- Mild: The character believes that they are actually part of the noble family line, which should have been the “primary” line but was lost for some reason. Perhaps they justify this as some political manipulation generations ago, or as some complex genealogical “mix-up”. They still recognize that their “claim” isn’t likely to be accepted by others – even though they “know the truth”, they’re aware that challenging for actual rulership is going to go poorly.
- Severe: The character believes that they were specifically and maliciously excluded from rulership. It is no longer just a mistake – their rightful authority has been usurped. They may or may not act on this belief; the “usurper” still has swords and guns at their disposal, after all.
Crippling: The character believes they actually are the current ruler. They may view the ruling noble house as an affront – or they may justify the situation by declaring that the ruling nobles are “acting in my stead while I enjoy a long vacation”. They may demand that they be given the entitlements and respect due a noble; they may also simply believe that this is being given to them, e.g. consider their peasant house to be a “noble mansion”, refer to their breakfast porridge as “game hen and venison”, claim and act as if their peasant clothes and shovel are “a knight’s steel full plate and pistol”, etc.
These are examples of what isn’t a good Insanity – things that are either not preferred, or in some cases simply not allowed as part of the system.
This insanity technically fits the system, but is likely to severely limit interaction and encourage a highly passive playstyle. Staff would avoid this unless it specifically boosts the player’s desired playstyle or the story arc of the character.
Phobia: The Emperor
This insanity technically fits the system, but the trigger is so unlikely to be encountered that it would not be reasonable in our game – barring unusual plot developments.
This can’t be properly modeled by the system. The closest you could get is a Delusion that involves believing the character has forgotten something – but it would still be possible to extract knowledge about the “forgotten” memories, e.g. by spending Discipline or via Obey calls.
Insanities don’t directly model prohibitions on actions. Compulsions are always to “do something”, never to “not do something”. The closest options are a Delusion that you can’t speak (which would be overridden by Discipline and/or Obey), or some kind of Phobia.

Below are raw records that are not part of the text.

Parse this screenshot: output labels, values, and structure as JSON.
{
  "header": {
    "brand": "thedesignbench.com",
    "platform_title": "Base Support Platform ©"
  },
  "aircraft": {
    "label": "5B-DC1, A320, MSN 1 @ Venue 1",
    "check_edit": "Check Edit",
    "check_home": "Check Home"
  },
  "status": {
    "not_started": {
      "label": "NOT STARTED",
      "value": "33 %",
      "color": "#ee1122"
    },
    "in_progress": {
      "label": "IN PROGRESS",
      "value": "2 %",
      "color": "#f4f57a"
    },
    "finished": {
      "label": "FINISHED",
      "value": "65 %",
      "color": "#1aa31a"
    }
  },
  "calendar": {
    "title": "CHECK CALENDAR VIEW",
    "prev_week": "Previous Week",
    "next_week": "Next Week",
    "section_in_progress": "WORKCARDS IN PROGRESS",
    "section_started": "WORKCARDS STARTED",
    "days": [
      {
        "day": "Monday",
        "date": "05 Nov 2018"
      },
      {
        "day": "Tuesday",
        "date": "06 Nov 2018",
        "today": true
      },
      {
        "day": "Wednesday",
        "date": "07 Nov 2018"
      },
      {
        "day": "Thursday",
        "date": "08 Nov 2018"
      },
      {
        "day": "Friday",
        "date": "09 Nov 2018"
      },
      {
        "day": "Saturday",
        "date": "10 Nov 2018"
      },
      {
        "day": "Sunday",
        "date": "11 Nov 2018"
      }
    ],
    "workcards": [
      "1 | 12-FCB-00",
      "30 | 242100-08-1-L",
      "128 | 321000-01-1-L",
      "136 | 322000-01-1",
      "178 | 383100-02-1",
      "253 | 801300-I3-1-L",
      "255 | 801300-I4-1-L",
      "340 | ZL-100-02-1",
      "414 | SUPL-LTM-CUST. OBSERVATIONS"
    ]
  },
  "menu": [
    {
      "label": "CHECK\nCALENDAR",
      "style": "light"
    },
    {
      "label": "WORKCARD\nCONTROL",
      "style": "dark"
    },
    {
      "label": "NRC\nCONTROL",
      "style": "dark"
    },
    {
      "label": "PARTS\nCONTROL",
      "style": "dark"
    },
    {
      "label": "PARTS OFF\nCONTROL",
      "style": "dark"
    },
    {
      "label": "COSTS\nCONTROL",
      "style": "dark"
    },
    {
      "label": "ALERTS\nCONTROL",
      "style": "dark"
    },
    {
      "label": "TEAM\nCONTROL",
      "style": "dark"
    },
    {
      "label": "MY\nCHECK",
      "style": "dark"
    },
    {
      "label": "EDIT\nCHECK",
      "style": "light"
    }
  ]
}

Further, even the approximations would reduce interaction rather than increase it, so it would not be preferred by Staff.